Achieve more by enlisting a team

3 min readAug 18, 2021


Photo by Randy Fath on Unsplash

Working toward goals is a crowdsourced game. While the goal-setter is the one doing much of the work, it’s misleading to approach the journey as a team of one. More likely, it’s going to take an army.

U.S. Army Recruiting Poster (2001–2006)

(No, not that army. I’m not even sure what that campaign was meant to achieve.)

Taking an example from an ancient story Venus, Psyche’s mother-in-law, was furious and ruthless when she found Cupid married a mortal. Among other trials, Psyche was given four impossible tasks to complete. At stake, being reunited with her husband and lover. If not for ants, reeds, an eagle and a speaking tower (that’s right, a tower that talked), Psyche couldn’t have been successful; she wouldn’t have survived. So, now that we see accepting help from others is a long-established norm, let’s get into today.

If you want to go fast, go alone. If you want to go far, go together.

If you’re only planning a sprint to the top of an Adirondack peak, schedule a cool day, start early and go. But if you’re planning to trek the Appalachian trail, you’re going to need a plan, possibly guides or map makers, and waystations where provisions are strategically dropped. You may also need medical staff. As the traditional proverb goes, “If you want to go fast, go alone. If you want to go far, go together.”

On your guest to achieve any goal, you’ll likely get to the desired result and beyond if you recognize and enlist aid from others. Harada knew his track students would need their friends, teachers, family members, coach and others cheering and mentoring them on, paving the way to championships.

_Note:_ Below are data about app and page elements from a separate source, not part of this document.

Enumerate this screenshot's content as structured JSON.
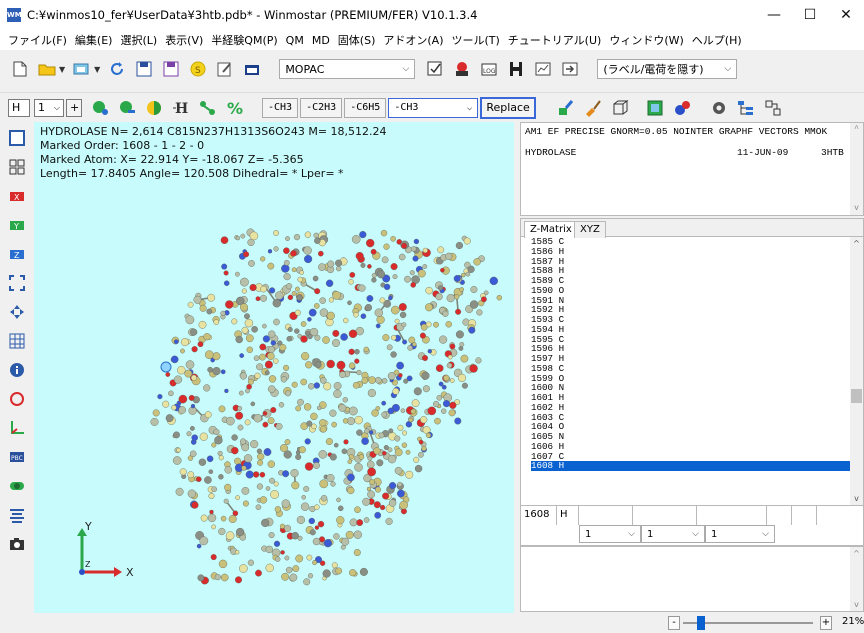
{
  "window": {
    "title": "C:¥winmos10_fer¥UserData¥3htb.pdb* - Winmostar (PREMIUM/FER) V10.1.3.4",
    "icon_label": "WM",
    "minimize_glyph": "—",
    "maximize_glyph": "☐",
    "close_glyph": "✕"
  },
  "menu": [
    "ファイル(F)",
    "編集(E)",
    "選択(L)",
    "表示(V)",
    "半経験QM(P)",
    "QM",
    "MD",
    "固体(S)",
    "アドオン(A)",
    "ツール(T)",
    "チュートリアル(U)",
    "ウィンドウ(W)",
    "ヘルプ(H)"
  ],
  "toolbar1": {
    "method_value": "MOPAC",
    "label_option": "(ラベル/電荷を隠す)"
  },
  "toolbar2": {
    "element_value": "H",
    "number_value": "1",
    "plus_label": "+",
    "group_buttons": [
      "-CH3",
      "-C2H3",
      "-C6H5"
    ],
    "group_select_value": "-CH3",
    "replace_label": "Replace"
  },
  "viewport": {
    "line1": "HYDROLASE  N= 2,614  C815N237H1313S6O243  M= 18,512.24",
    "line2": "Marked Order: 1608 - 1 - 2 - 0",
    "line3": "Marked Atom: X= 22.914  Y= -18.067  Z= -5.365",
    "line4": "Length= 17.8405  Angle= 120.508  Dihedral= * Lper= *",
    "axis_y": "Y",
    "axis_x": "X",
    "axis_z": "Z",
    "background": "#c8fcfc"
  },
  "mopac": {
    "keywords": "AM1 EF PRECISE GNORM=0.05 NOINTER GRAPHF VECTORS MMOK",
    "title_left": "HYDROLASE",
    "title_date": "11-JUN-09",
    "title_id": "3HTB"
  },
  "zmatrix": {
    "tab_zmatrix": "Z-Matrix",
    "tab_xyz": "XYZ",
    "rows": [
      "1585 C",
      "1586 H",
      "1587 H",
      "1588 H",
      "1589 C",
      "1590 O",
      "1591 N",
      "1592 H",
      "1593 C",
      "1594 H",
      "1595 C",
      "1596 H",
      "1597 H",
      "1598 C",
      "1599 O",
      "1600 N",
      "1601 H",
      "1602 H",
      "1603 C",
      "1604 O",
      "1605 N",
      "1606 H",
      "1607 C",
      "1608 H"
    ],
    "selected_index": 23,
    "edit_number": "1608",
    "edit_element": "H",
    "ref1": "1",
    "ref2": "1",
    "ref3": "1"
  },
  "status": {
    "zoom": "21%",
    "minus": "-",
    "plus": "+"
  }
}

Then he took that exercise a step further. In addition to listing the success team members, each student then identified the type of support each would bring. Parents might bring love and encouragement, a coach would bring technique and feedback, and so on. The lists became part of the long-term goal sheet.

Who are your ants and eagles?

As you draw up your plan to achieve your goal — to get sober and stay there…




Jesus, Recovery, Grace. Finding My Manageable through experimenting, upcycling, and course-correcting with the Harada Method.